The American Historical Association (AHA) outlined a strong case for the study of history. It is essential for good citizenship, promoting habits of mind that are needed to be an informed voter or civic leader: “History provides data about the emergence of national institutions, problems, and values.” For example, I intend for my sons to be feminists, and understanding the history of feminism will help that come to be.
Some of the AHA’s argument relates to cognitive development. Studying history provides practice with assessing evidence. A good history course should have plenty of discussions and even debate, giving students experience grappling with juxtaposed viewpoints. In fact, students should regularly have to argue for a position at odds with their own belief system, or swing from one side of an argument to another. Education should enable students to assimilate new opinions, rather than ossify existing ones.
“The ultimate lesson for my sons here is that deeper appreciation, of anything, comes from seeing nuance. Beauty is enhanced and amplified by blemishes.”
Studying history also fosters moral development. Real-life events can be contemplated and argued. What were the motivations behind decisions of historical importance? How might dilemmas have been handled differently? What were negative ramifications of events that have been celebrated as triumphs?

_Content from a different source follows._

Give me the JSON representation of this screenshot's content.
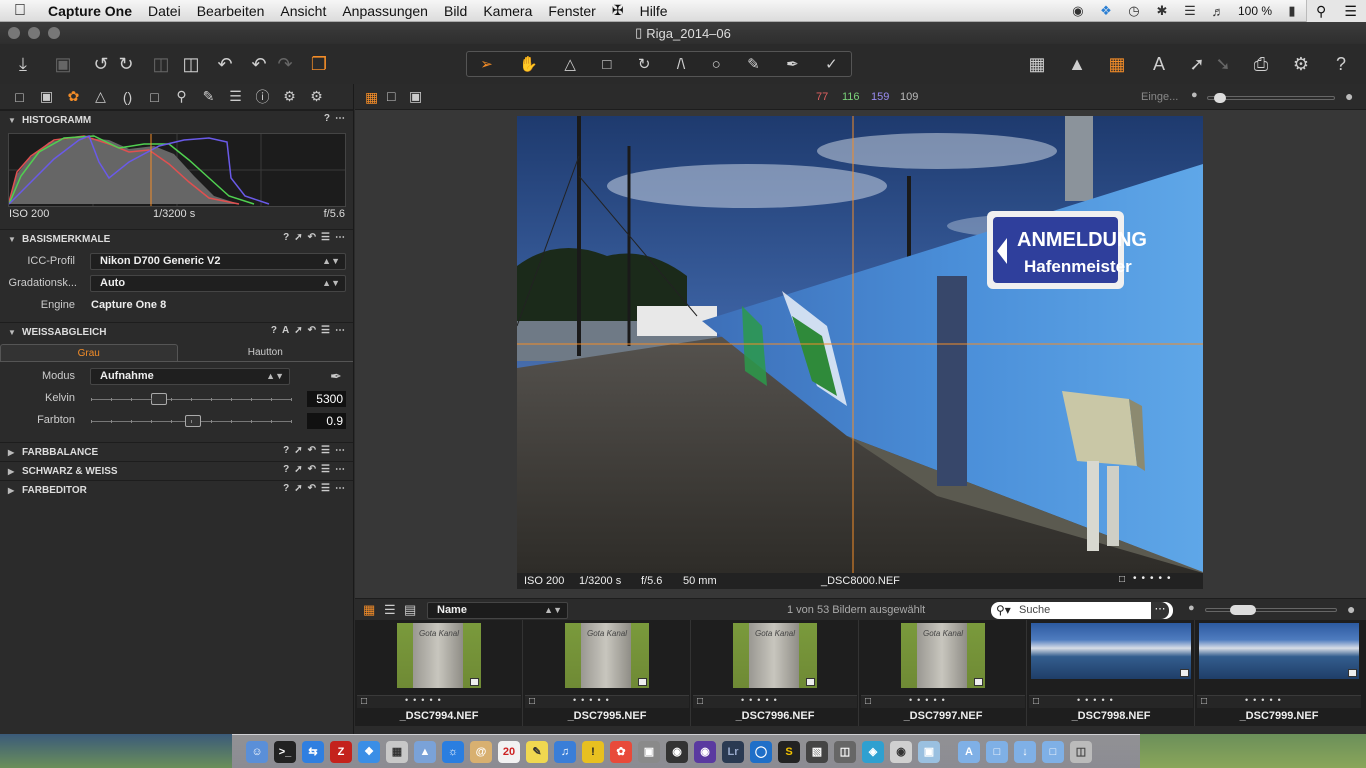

Which brings me back to Captain Lewis and Lieutenant Clark. Yes, their expedition was a tremendous success in terms of geography and science. They showed perseverance and leadership. In two-plus years they voyaged from near St. Louis by boat, horseback, and foot up the Missouri and over the Continental Divide. Without roads (or roadmaps) they found their way to the Pacific Ocean. Then they made it all the way back.

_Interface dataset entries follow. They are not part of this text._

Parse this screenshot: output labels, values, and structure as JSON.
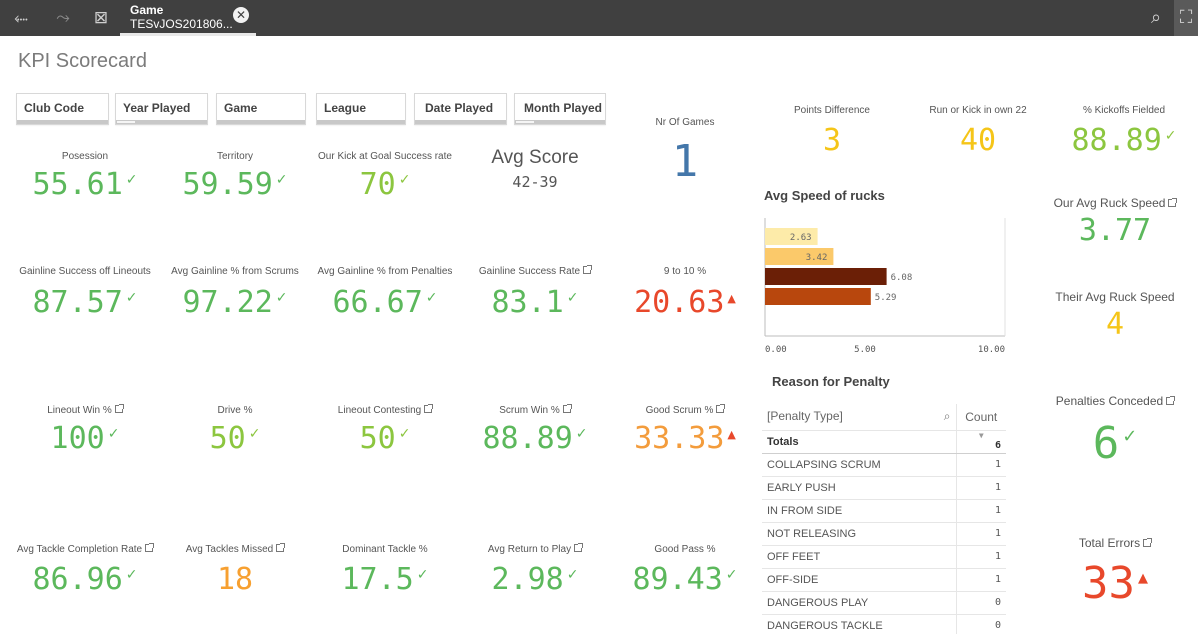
{
  "toolbar": {
    "tab_title": "Game",
    "tab_subtitle": "TESvJOS201806...",
    "icons": [
      "back-icon",
      "forward-icon",
      "clear-selections-icon",
      "close-icon",
      "search-icon",
      "smart-search-icon"
    ]
  },
  "page_title": "KPI Scorecard",
  "filters": [
    "Club Code",
    "Year Played",
    "Game",
    "League",
    "Date Played",
    "Month Played"
  ],
  "colors": {
    "green": "#5cb85c",
    "lightgreen": "#8cc63f",
    "orange": "#f7a030",
    "yellow": "#f5c518",
    "red": "#e8482b",
    "blue": "#4477aa"
  },
  "kpis": {
    "posession": {
      "label": "Posession",
      "value": "55.61",
      "indicator": "✓"
    },
    "territory": {
      "label": "Territory",
      "value": "59.59",
      "indicator": "✓"
    },
    "kick_goal": {
      "label": "Our Kick at Goal Success rate",
      "value": "70",
      "indicator": "✓"
    },
    "avg_score": {
      "label": "Avg Score",
      "value": "42-39"
    },
    "nr_games": {
      "label": "Nr Of Games",
      "value": "1"
    },
    "gainline_lineouts": {
      "label": "Gainline Success off Lineouts",
      "value": "87.57",
      "indicator": "✓"
    },
    "gainline_scrums": {
      "label": "Avg Gainline % from Scrums",
      "value": "97.22",
      "indicator": "✓"
    },
    "gainline_penalties": {
      "label": "Avg Gainline % from Penalties",
      "value": "66.67",
      "indicator": "✓"
    },
    "gainline_rate": {
      "label": "Gainline Success Rate",
      "value": "83.1",
      "indicator": "✓"
    },
    "nine_to_ten": {
      "label": "9 to 10 %",
      "value": "20.63",
      "indicator": "▲"
    },
    "lineout_win": {
      "label": "Lineout Win %",
      "value": "100",
      "indicator": "✓"
    },
    "drive": {
      "label": "Drive %",
      "value": "50",
      "indicator": "✓"
    },
    "lineout_contesting": {
      "label": "Lineout Contesting",
      "value": "50",
      "indicator": "✓"
    },
    "scrum_win": {
      "label": "Scrum Win %",
      "value": "88.89",
      "indicator": "✓"
    },
    "good_scrum": {
      "label": "Good Scrum %",
      "value": "33.33",
      "indicator": "▲"
    },
    "tackle_completion": {
      "label": "Avg Tackle Completion Rate",
      "value": "86.96",
      "indicator": "✓"
    },
    "tackles_missed": {
      "label": "Avg Tackles Missed",
      "value": "18"
    },
    "dominant_tackle": {
      "label": "Dominant Tackle %",
      "value": "17.5",
      "indicator": "✓"
    },
    "return_to_play": {
      "label": "Avg Return to Play",
      "value": "2.98",
      "indicator": "✓"
    },
    "good_pass": {
      "label": "Good Pass %",
      "value": "89.43",
      "indicator": "✓"
    },
    "points_diff": {
      "label": "Points Difference",
      "value": "3"
    },
    "run_or_kick": {
      "label": "Run or Kick in own 22",
      "value": "40"
    },
    "kickoffs_fielded": {
      "label": "% Kickoffs Fielded",
      "value": "88.89",
      "indicator": "✓"
    },
    "our_ruck_speed": {
      "label": "Our Avg Ruck Speed",
      "value": "3.77"
    },
    "their_ruck_speed": {
      "label": "Their Avg Ruck Speed",
      "value": "4"
    },
    "penalties_conceded": {
      "label": "Penalties Conceded",
      "value": "6",
      "indicator": "✓"
    },
    "total_errors": {
      "label": "Total Errors",
      "value": "33",
      "indicator": "▲"
    }
  },
  "chart_data": {
    "type": "bar",
    "orientation": "horizontal",
    "title": "Avg Speed of rucks",
    "values": [
      2.63,
      3.42,
      6.08,
      5.29
    ],
    "value_labels": [
      "2.63",
      "3.42",
      "6.08",
      "5.29"
    ],
    "colors": [
      "#fdeba9",
      "#fbc96a",
      "#6b1f06",
      "#b8470d"
    ],
    "xlim": [
      0,
      12
    ],
    "x_ticks": [
      0,
      5,
      10
    ],
    "x_tick_labels": [
      "0.00",
      "5.00",
      "10.00"
    ]
  },
  "penalty_table": {
    "title": "Reason for Penalty",
    "col_type": "[Penalty Type]",
    "col_count": "Count",
    "totals_label": "Totals",
    "totals_value": "6",
    "rows": [
      {
        "type": "COLLAPSING SCRUM",
        "count": "1"
      },
      {
        "type": "EARLY PUSH",
        "count": "1"
      },
      {
        "type": "IN FROM SIDE",
        "count": "1"
      },
      {
        "type": "NOT RELEASING",
        "count": "1"
      },
      {
        "type": "OFF FEET",
        "count": "1"
      },
      {
        "type": "OFF-SIDE",
        "count": "1"
      },
      {
        "type": "DANGEROUS PLAY",
        "count": "0"
      },
      {
        "type": "DANGEROUS TACKLE",
        "count": "0"
      }
    ]
  }
}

But at what cost? I’m going to help my sons connect the dots between the Louisiana Purchase, the Corps of Discovery, and Manifest Destiny. I probably would not have grown up in Montana were it not for Lewis and Clark. But our nation displaced Native Americans in high numbers, driving them onto reservations where economic prospects were dismal.

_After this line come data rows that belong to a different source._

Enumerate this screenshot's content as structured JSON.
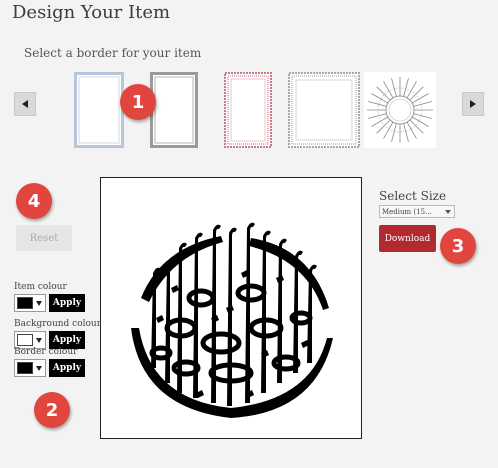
{
  "page": {
    "title": "Design Your Item",
    "subtitle": "Select a border for your item"
  },
  "carousel": {
    "prev_icon": "chevron-left-icon",
    "next_icon": "chevron-right-icon",
    "thumbnails": [
      {
        "name": "border-light-blue",
        "color": "#b8c6d8"
      },
      {
        "name": "border-grey",
        "color": "#9a9a9a"
      },
      {
        "name": "border-pink-ornate",
        "color": "#c97a8a"
      },
      {
        "name": "border-grey-ornate",
        "color": "#a8a8a8"
      },
      {
        "name": "border-circular-mandala",
        "color": "#888888"
      }
    ]
  },
  "badges": [
    "1",
    "2",
    "3",
    "4"
  ],
  "reset": {
    "label": "Reset"
  },
  "colours": {
    "item": {
      "label": "Item colour",
      "value": "#000000",
      "apply_label": "Apply"
    },
    "background": {
      "label": "Background colour",
      "value": "#ffffff",
      "apply_label": "Apply"
    },
    "border": {
      "label": "Border colour",
      "value": "#000000",
      "apply_label": "Apply"
    }
  },
  "size": {
    "label": "Select Size",
    "selected": "Medium (15..."
  },
  "download": {
    "label": "Download",
    "color": "#b22a2f"
  },
  "accent": "#e0463e"
}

Indian Removal Act. Trail of Tears. Sand Creek Massacre. Wounded Knee. Native Americans were denied U.S. citizenship until 1924, with the right to vote coming decades later for many. The tragic history of how the United States treated Native Americans goes hand-in-hand with understanding civil rights.
I’m not blaming Lewis and Clark for the racial injustices that came in their wake. Nor should their legacy be tarnished by the destruction of natural habits that followed. The point is to place what they accomplished in context. I was heartened that Josh’s study of the Lewis and Clark Expedition was part of a unit on the Westward Expansion.
“The Lewis and Clark Expedition is my opening to a broader discussion about the importance of history. Students often have vague ideas about why they should study history, leading to low engagement and motivation.”
I am a patriot. I love my country and am proud of its achievements and its promise. If it seems like I want it both ways- celebrating the heroism of Lewis and Clark while lamenting the damage that stemmed from their journey, championing America’s triumphs while criticizing its flaws- well, yes, I do. But that’s not hypocrisy. That’s an authentic form of patriotism. One can love America and decry its imperfections like one can love a friend and see his shortcomings.
So the ultimate lesson for my sons here is that deeper appreciation, of anything, comes from seeing nuance. Beauty is enhanced and amplified by blemishes. The yang needs the yin. As it was for Lewis and Clark it is in life- it’s about the return journey as well as getting there.
Be sure to check back next month for another of Craig’s Life Lessons for his sons. Have a suggestion? Something you are teaching your son or daughter? Please share in a comment!